Instructions to follow. Would you please repeat all of the data exactly, omitting the pictures?

Records shown.
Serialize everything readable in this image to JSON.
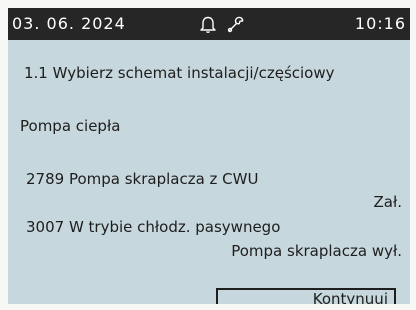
{
  "status_bar": {
    "date": "03. 06. 2024",
    "time": "10:16",
    "icons": [
      "bell-icon",
      "wrench-icon"
    ]
  },
  "screen": {
    "title": "1.1 Wybierz schemat instalacji/częściowy",
    "group_label": "Pompa ciepła",
    "parameters": [
      {
        "name": "2789 Pompa skraplacza z CWU",
        "value": "Zał."
      },
      {
        "name": "3007 W trybie chłodz. pasywnego",
        "value": "Pompa skraplacza wył."
      }
    ],
    "continue_label": "Kontynuuj"
  },
  "colors": {
    "screen_background": "#c6d7dd",
    "status_bar_background": "#262626",
    "text": "#1e1e1e"
  }
}
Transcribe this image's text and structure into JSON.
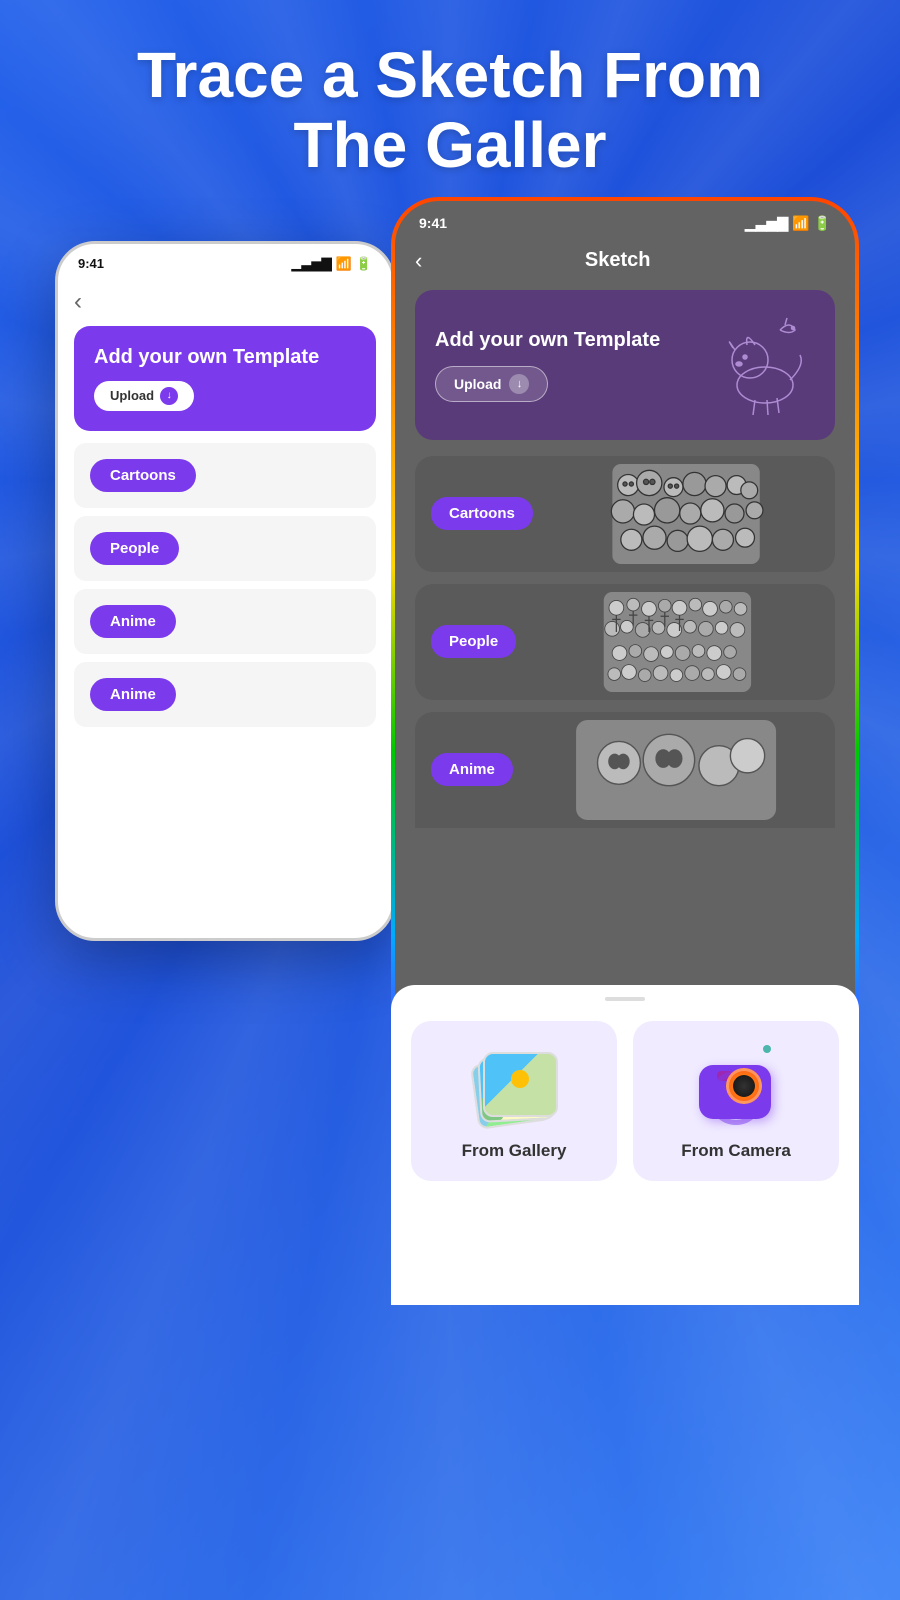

Answer space.
Serialize everything readable in this image to JSON.
{
  "status_bar": {
    "date": "03. 06. 2024",
    "time": "10:16",
    "icons": [
      "bell-icon",
      "wrench-icon"
    ]
  },
  "screen": {
    "title": "1.1 Wybierz schemat instalacji/częściowy",
    "group_label": "Pompa ciepła",
    "parameters": [
      {
        "name": "2789 Pompa skraplacza z CWU",
        "value": "Zał."
      },
      {
        "name": "3007 W trybie chłodz. pasywnego",
        "value": "Pompa skraplacza wył."
      }
    ],
    "continue_label": "Kontynuuj"
  },
  "colors": {
    "screen_background": "#c6d7dd",
    "status_bar_background": "#262626",
    "text": "#1e1e1e"
  }
}
Transcribe this image's text and structure into JSON.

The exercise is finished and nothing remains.